▶ _Work to be completed_
Restate the listing below word for word, and leave its pictures behind.

▶ _Records for processing_
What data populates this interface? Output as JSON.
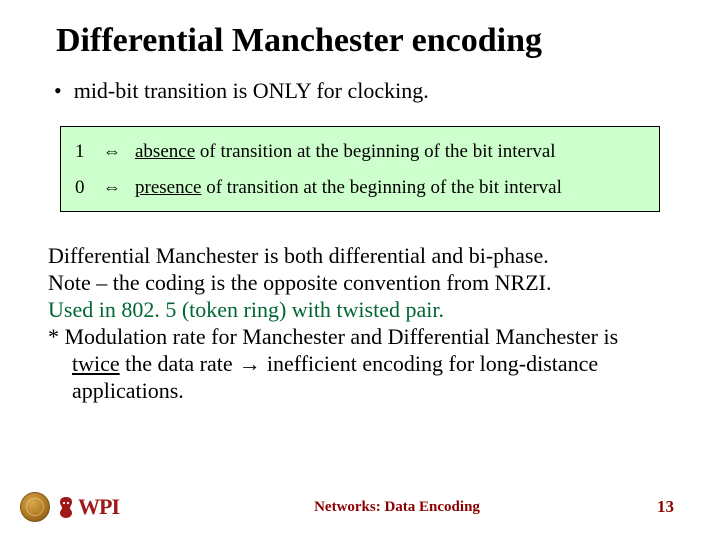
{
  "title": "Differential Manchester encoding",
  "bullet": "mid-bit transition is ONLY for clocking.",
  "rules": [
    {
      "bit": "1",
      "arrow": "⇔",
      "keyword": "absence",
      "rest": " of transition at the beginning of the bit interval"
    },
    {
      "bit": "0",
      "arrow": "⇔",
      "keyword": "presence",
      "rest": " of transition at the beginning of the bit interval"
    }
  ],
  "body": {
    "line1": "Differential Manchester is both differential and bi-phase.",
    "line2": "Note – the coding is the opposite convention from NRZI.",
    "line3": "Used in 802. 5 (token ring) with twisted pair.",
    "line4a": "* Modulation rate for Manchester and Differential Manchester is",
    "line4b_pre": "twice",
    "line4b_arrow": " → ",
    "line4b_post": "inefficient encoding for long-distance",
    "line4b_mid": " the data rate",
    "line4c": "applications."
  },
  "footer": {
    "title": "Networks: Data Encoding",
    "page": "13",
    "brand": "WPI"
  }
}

▶ _Written response_
What data populates this interface? Output as JSON.
{
  "title": "Differential Manchester encoding",
  "bullet": "mid-bit transition is ONLY for clocking.",
  "rules": [
    {
      "bit": "1",
      "arrow": "⇔",
      "keyword": "absence",
      "rest": " of transition at the beginning of the bit interval"
    },
    {
      "bit": "0",
      "arrow": "⇔",
      "keyword": "presence",
      "rest": " of transition at the beginning of the bit interval"
    }
  ],
  "body": {
    "line1": "Differential Manchester is both differential and bi-phase.",
    "line2": "Note – the coding is the opposite convention from NRZI.",
    "line3": "Used in 802. 5 (token ring) with twisted pair.",
    "line4a": "* Modulation rate for Manchester and Differential Manchester is",
    "line4b_pre": "twice",
    "line4b_arrow": " → ",
    "line4b_post": "inefficient encoding for long-distance",
    "line4b_mid": " the data rate",
    "line4c": "applications."
  },
  "footer": {
    "title": "Networks: Data Encoding",
    "page": "13",
    "brand": "WPI"
  }
}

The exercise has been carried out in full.